● **What you have to do**: Please reproduce the listing in its entirety, exactly as written, but without images.

● **Records shown**:
^^^^^^^^^^^^^^^^
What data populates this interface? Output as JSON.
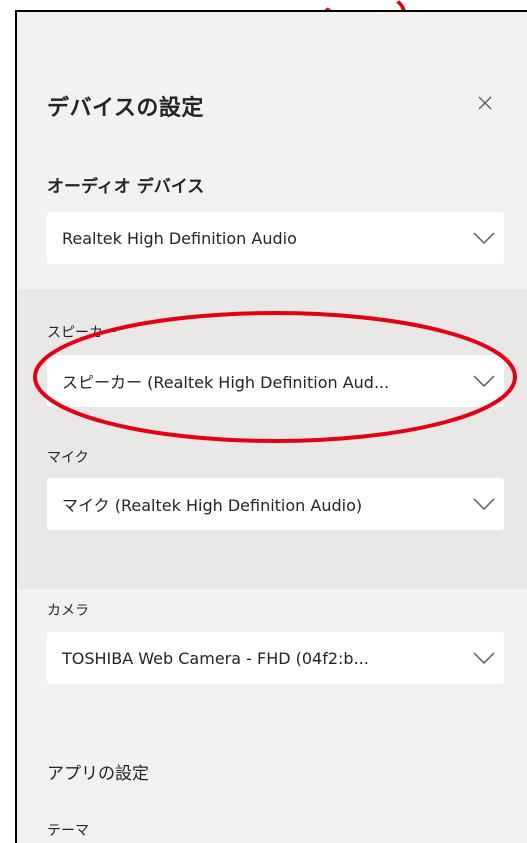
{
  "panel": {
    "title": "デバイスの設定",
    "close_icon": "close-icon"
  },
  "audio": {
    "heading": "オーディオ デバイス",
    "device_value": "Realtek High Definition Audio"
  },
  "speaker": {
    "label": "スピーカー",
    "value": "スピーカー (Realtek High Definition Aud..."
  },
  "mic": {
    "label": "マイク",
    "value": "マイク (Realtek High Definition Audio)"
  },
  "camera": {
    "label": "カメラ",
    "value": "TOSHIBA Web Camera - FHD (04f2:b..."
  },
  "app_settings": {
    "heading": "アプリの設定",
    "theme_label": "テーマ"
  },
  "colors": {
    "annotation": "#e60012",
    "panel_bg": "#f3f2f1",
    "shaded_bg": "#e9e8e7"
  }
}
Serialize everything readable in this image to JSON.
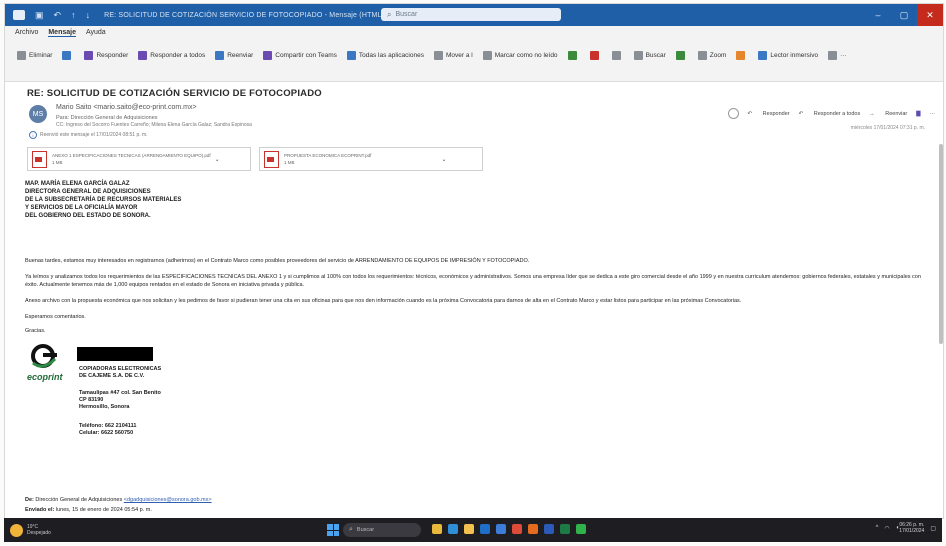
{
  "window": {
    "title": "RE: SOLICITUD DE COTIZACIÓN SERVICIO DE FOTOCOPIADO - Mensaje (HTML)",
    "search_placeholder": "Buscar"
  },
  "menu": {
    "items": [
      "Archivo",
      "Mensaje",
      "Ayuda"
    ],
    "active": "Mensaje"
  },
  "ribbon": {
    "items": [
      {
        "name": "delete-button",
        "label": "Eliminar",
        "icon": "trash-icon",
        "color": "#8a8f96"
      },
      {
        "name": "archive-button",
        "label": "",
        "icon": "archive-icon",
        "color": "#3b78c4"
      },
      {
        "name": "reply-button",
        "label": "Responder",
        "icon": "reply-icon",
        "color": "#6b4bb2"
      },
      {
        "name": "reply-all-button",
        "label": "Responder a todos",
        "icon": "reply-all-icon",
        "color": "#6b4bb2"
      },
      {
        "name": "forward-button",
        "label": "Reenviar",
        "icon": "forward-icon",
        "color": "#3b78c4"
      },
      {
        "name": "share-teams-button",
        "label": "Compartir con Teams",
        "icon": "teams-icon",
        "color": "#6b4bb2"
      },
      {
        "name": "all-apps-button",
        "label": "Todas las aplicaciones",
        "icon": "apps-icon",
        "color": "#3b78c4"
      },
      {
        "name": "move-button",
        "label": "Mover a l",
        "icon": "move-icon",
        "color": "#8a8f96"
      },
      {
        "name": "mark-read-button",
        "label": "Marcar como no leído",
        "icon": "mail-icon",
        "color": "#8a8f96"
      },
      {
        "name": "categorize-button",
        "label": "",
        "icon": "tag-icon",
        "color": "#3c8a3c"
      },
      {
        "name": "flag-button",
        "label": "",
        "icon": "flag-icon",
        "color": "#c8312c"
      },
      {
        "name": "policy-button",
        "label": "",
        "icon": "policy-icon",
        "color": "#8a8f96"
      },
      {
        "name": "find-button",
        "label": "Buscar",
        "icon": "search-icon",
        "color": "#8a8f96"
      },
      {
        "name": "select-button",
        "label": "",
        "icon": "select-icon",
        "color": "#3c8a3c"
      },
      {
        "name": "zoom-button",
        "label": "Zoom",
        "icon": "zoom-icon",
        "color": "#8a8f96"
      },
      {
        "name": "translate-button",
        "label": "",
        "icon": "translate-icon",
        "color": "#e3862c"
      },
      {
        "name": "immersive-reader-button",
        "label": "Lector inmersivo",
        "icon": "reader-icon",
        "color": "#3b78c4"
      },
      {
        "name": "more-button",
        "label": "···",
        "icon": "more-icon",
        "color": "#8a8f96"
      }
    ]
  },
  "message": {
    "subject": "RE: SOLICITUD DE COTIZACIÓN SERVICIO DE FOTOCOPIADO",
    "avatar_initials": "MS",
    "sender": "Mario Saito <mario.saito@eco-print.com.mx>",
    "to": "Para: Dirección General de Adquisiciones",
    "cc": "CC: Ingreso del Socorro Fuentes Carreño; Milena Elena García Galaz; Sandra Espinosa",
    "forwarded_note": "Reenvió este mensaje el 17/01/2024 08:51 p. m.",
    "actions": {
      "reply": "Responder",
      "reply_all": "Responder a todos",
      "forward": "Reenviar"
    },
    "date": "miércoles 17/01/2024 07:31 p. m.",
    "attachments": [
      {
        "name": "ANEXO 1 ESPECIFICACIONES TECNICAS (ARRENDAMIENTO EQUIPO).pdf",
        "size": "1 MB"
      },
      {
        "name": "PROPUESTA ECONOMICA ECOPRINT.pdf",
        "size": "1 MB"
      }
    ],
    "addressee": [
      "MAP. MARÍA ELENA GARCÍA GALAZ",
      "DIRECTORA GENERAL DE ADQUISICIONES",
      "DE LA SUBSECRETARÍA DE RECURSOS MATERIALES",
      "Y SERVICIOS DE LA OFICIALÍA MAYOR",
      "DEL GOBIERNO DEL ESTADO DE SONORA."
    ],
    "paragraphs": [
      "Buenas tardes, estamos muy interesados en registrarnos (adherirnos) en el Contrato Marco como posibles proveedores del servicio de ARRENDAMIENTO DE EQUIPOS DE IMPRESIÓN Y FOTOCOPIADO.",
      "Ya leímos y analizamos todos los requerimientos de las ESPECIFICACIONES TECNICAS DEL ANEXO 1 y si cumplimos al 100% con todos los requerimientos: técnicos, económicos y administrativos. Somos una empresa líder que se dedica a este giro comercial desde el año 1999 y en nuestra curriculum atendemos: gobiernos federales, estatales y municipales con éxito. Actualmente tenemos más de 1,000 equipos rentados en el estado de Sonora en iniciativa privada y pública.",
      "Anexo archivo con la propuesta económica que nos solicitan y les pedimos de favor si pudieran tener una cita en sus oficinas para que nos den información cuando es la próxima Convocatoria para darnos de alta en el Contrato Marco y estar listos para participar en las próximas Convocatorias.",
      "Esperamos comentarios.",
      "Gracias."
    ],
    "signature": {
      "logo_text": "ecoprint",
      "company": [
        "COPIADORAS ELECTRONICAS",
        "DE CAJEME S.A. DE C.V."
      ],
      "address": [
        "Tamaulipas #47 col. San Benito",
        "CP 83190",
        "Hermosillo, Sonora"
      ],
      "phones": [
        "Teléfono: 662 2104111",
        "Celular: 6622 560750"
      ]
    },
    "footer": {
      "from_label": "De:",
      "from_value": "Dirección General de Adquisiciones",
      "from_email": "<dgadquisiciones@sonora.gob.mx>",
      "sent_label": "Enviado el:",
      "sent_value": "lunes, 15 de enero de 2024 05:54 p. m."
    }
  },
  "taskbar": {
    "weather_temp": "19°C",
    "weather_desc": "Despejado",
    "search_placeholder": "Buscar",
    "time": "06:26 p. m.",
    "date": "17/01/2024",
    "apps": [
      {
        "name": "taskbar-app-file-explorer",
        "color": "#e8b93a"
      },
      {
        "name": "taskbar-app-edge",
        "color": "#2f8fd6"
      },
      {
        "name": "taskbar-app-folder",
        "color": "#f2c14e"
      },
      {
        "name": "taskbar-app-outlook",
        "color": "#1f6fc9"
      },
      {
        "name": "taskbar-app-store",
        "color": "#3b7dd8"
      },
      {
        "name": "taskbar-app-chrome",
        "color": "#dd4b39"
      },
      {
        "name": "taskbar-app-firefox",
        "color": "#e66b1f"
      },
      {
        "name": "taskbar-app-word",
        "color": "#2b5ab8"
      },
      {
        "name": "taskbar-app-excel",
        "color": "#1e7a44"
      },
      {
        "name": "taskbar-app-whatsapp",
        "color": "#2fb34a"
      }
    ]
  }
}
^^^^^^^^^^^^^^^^
● **Your response**:
What data populates this interface? Output as JSON.
{
  "panel": {
    "title": "デバイスの設定",
    "close_icon": "close-icon"
  },
  "audio": {
    "heading": "オーディオ デバイス",
    "device_value": "Realtek High Definition Audio"
  },
  "speaker": {
    "label": "スピーカー",
    "value": "スピーカー (Realtek High Definition Aud..."
  },
  "mic": {
    "label": "マイク",
    "value": "マイク (Realtek High Definition Audio)"
  },
  "camera": {
    "label": "カメラ",
    "value": "TOSHIBA Web Camera - FHD (04f2:b..."
  },
  "app_settings": {
    "heading": "アプリの設定",
    "theme_label": "テーマ"
  },
  "colors": {
    "annotation": "#e60012",
    "panel_bg": "#f3f2f1",
    "shaded_bg": "#e9e8e7"
  }
}
Serialize everything readable in this image to JSON.
{
  "window": {
    "title": "RE: SOLICITUD DE COTIZACIÓN SERVICIO DE FOTOCOPIADO - Mensaje (HTML)",
    "search_placeholder": "Buscar"
  },
  "menu": {
    "items": [
      "Archivo",
      "Mensaje",
      "Ayuda"
    ],
    "active": "Mensaje"
  },
  "ribbon": {
    "items": [
      {
        "name": "delete-button",
        "label": "Eliminar",
        "icon": "trash-icon",
        "color": "#8a8f96"
      },
      {
        "name": "archive-button",
        "label": "",
        "icon": "archive-icon",
        "color": "#3b78c4"
      },
      {
        "name": "reply-button",
        "label": "Responder",
        "icon": "reply-icon",
        "color": "#6b4bb2"
      },
      {
        "name": "reply-all-button",
        "label": "Responder a todos",
        "icon": "reply-all-icon",
        "color": "#6b4bb2"
      },
      {
        "name": "forward-button",
        "label": "Reenviar",
        "icon": "forward-icon",
        "color": "#3b78c4"
      },
      {
        "name": "share-teams-button",
        "label": "Compartir con Teams",
        "icon": "teams-icon",
        "color": "#6b4bb2"
      },
      {
        "name": "all-apps-button",
        "label": "Todas las aplicaciones",
        "icon": "apps-icon",
        "color": "#3b78c4"
      },
      {
        "name": "move-button",
        "label": "Mover a l",
        "icon": "move-icon",
        "color": "#8a8f96"
      },
      {
        "name": "mark-read-button",
        "label": "Marcar como no leído",
        "icon": "mail-icon",
        "color": "#8a8f96"
      },
      {
        "name": "categorize-button",
        "label": "",
        "icon": "tag-icon",
        "color": "#3c8a3c"
      },
      {
        "name": "flag-button",
        "label": "",
        "icon": "flag-icon",
        "color": "#c8312c"
      },
      {
        "name": "policy-button",
        "label": "",
        "icon": "policy-icon",
        "color": "#8a8f96"
      },
      {
        "name": "find-button",
        "label": "Buscar",
        "icon": "search-icon",
        "color": "#8a8f96"
      },
      {
        "name": "select-button",
        "label": "",
        "icon": "select-icon",
        "color": "#3c8a3c"
      },
      {
        "name": "zoom-button",
        "label": "Zoom",
        "icon": "zoom-icon",
        "color": "#8a8f96"
      },
      {
        "name": "translate-button",
        "label": "",
        "icon": "translate-icon",
        "color": "#e3862c"
      },
      {
        "name": "immersive-reader-button",
        "label": "Lector inmersivo",
        "icon": "reader-icon",
        "color": "#3b78c4"
      },
      {
        "name": "more-button",
        "label": "···",
        "icon": "more-icon",
        "color": "#8a8f96"
      }
    ]
  },
  "message": {
    "subject": "RE: SOLICITUD DE COTIZACIÓN SERVICIO DE FOTOCOPIADO",
    "avatar_initials": "MS",
    "sender": "Mario Saito <mario.saito@eco-print.com.mx>",
    "to": "Para: Dirección General de Adquisiciones",
    "cc": "CC: Ingreso del Socorro Fuentes Carreño; Milena Elena García Galaz; Sandra Espinosa",
    "forwarded_note": "Reenvió este mensaje el 17/01/2024 08:51 p. m.",
    "actions": {
      "reply": "Responder",
      "reply_all": "Responder a todos",
      "forward": "Reenviar"
    },
    "date": "miércoles 17/01/2024 07:31 p. m.",
    "attachments": [
      {
        "name": "ANEXO 1 ESPECIFICACIONES TECNICAS (ARRENDAMIENTO EQUIPO).pdf",
        "size": "1 MB"
      },
      {
        "name": "PROPUESTA ECONOMICA ECOPRINT.pdf",
        "size": "1 MB"
      }
    ],
    "addressee": [
      "MAP. MARÍA ELENA GARCÍA GALAZ",
      "DIRECTORA GENERAL DE ADQUISICIONES",
      "DE LA SUBSECRETARÍA DE RECURSOS MATERIALES",
      "Y SERVICIOS DE LA OFICIALÍA MAYOR",
      "DEL GOBIERNO DEL ESTADO DE SONORA."
    ],
    "paragraphs": [
      "Buenas tardes, estamos muy interesados en registrarnos (adherirnos) en el Contrato Marco como posibles proveedores del servicio de ARRENDAMIENTO DE EQUIPOS DE IMPRESIÓN Y FOTOCOPIADO.",
      "Ya leímos y analizamos todos los requerimientos de las ESPECIFICACIONES TECNICAS DEL ANEXO 1 y si cumplimos al 100% con todos los requerimientos: técnicos, económicos y administrativos. Somos una empresa líder que se dedica a este giro comercial desde el año 1999 y en nuestra curriculum atendemos: gobiernos federales, estatales y municipales con éxito. Actualmente tenemos más de 1,000 equipos rentados en el estado de Sonora en iniciativa privada y pública.",
      "Anexo archivo con la propuesta económica que nos solicitan y les pedimos de favor si pudieran tener una cita en sus oficinas para que nos den información cuando es la próxima Convocatoria para darnos de alta en el Contrato Marco y estar listos para participar en las próximas Convocatorias.",
      "Esperamos comentarios.",
      "Gracias."
    ],
    "signature": {
      "logo_text": "ecoprint",
      "company": [
        "COPIADORAS ELECTRONICAS",
        "DE CAJEME S.A. DE C.V."
      ],
      "address": [
        "Tamaulipas #47 col. San Benito",
        "CP 83190",
        "Hermosillo, Sonora"
      ],
      "phones": [
        "Teléfono: 662 2104111",
        "Celular: 6622 560750"
      ]
    },
    "footer": {
      "from_label": "De:",
      "from_value": "Dirección General de Adquisiciones",
      "from_email": "<dgadquisiciones@sonora.gob.mx>",
      "sent_label": "Enviado el:",
      "sent_value": "lunes, 15 de enero de 2024 05:54 p. m."
    }
  },
  "taskbar": {
    "weather_temp": "19°C",
    "weather_desc": "Despejado",
    "search_placeholder": "Buscar",
    "time": "06:26 p. m.",
    "date": "17/01/2024",
    "apps": [
      {
        "name": "taskbar-app-file-explorer",
        "color": "#e8b93a"
      },
      {
        "name": "taskbar-app-edge",
        "color": "#2f8fd6"
      },
      {
        "name": "taskbar-app-folder",
        "color": "#f2c14e"
      },
      {
        "name": "taskbar-app-outlook",
        "color": "#1f6fc9"
      },
      {
        "name": "taskbar-app-store",
        "color": "#3b7dd8"
      },
      {
        "name": "taskbar-app-chrome",
        "color": "#dd4b39"
      },
      {
        "name": "taskbar-app-firefox",
        "color": "#e66b1f"
      },
      {
        "name": "taskbar-app-word",
        "color": "#2b5ab8"
      },
      {
        "name": "taskbar-app-excel",
        "color": "#1e7a44"
      },
      {
        "name": "taskbar-app-whatsapp",
        "color": "#2fb34a"
      }
    ]
  }
}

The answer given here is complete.